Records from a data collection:
>>>>

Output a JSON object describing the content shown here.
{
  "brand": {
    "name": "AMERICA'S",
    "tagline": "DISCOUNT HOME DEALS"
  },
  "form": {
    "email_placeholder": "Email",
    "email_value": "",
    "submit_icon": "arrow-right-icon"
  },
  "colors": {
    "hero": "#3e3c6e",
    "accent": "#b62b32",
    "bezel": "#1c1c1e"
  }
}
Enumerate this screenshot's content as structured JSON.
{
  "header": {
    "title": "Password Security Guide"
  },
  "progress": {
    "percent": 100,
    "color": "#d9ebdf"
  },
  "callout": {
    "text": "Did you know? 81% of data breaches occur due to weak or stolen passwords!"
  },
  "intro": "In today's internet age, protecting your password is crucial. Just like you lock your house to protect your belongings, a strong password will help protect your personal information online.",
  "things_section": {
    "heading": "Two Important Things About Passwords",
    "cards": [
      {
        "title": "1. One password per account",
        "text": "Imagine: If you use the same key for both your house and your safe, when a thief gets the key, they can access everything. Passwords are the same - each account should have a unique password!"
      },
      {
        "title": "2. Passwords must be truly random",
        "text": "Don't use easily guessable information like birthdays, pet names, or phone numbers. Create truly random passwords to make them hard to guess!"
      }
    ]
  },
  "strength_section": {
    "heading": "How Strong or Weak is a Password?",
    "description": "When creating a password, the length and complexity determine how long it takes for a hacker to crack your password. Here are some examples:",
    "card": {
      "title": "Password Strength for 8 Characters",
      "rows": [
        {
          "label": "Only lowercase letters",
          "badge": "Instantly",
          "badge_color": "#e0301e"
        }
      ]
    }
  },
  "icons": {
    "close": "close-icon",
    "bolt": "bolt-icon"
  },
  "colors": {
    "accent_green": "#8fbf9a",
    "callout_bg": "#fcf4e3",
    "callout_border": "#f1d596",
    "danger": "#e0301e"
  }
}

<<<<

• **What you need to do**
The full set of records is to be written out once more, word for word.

• **Exercise output**
Output a JSON object describing the content shown here.
{
  "brand": {
    "name": "AMERICA'S",
    "tagline": "DISCOUNT HOME DEALS"
  },
  "form": {
    "email_placeholder": "Email",
    "email_value": "",
    "submit_icon": "arrow-right-icon"
  },
  "colors": {
    "hero": "#3e3c6e",
    "accent": "#b62b32",
    "bezel": "#1c1c1e"
  }
}
Enumerate this screenshot's content as structured JSON.
{
  "header": {
    "title": "Password Security Guide"
  },
  "progress": {
    "percent": 100,
    "color": "#d9ebdf"
  },
  "callout": {
    "text": "Did you know? 81% of data breaches occur due to weak or stolen passwords!"
  },
  "intro": "In today's internet age, protecting your password is crucial. Just like you lock your house to protect your belongings, a strong password will help protect your personal information online.",
  "things_section": {
    "heading": "Two Important Things About Passwords",
    "cards": [
      {
        "title": "1. One password per account",
        "text": "Imagine: If you use the same key for both your house and your safe, when a thief gets the key, they can access everything. Passwords are the same - each account should have a unique password!"
      },
      {
        "title": "2. Passwords must be truly random",
        "text": "Don't use easily guessable information like birthdays, pet names, or phone numbers. Create truly random passwords to make them hard to guess!"
      }
    ]
  },
  "strength_section": {
    "heading": "How Strong or Weak is a Password?",
    "description": "When creating a password, the length and complexity determine how long it takes for a hacker to crack your password. Here are some examples:",
    "card": {
      "title": "Password Strength for 8 Characters",
      "rows": [
        {
          "label": "Only lowercase letters",
          "badge": "Instantly",
          "badge_color": "#e0301e"
        }
      ]
    }
  },
  "icons": {
    "close": "close-icon",
    "bolt": "bolt-icon"
  },
  "colors": {
    "accent_green": "#8fbf9a",
    "callout_bg": "#fcf4e3",
    "callout_border": "#f1d596",
    "danger": "#e0301e"
  }
}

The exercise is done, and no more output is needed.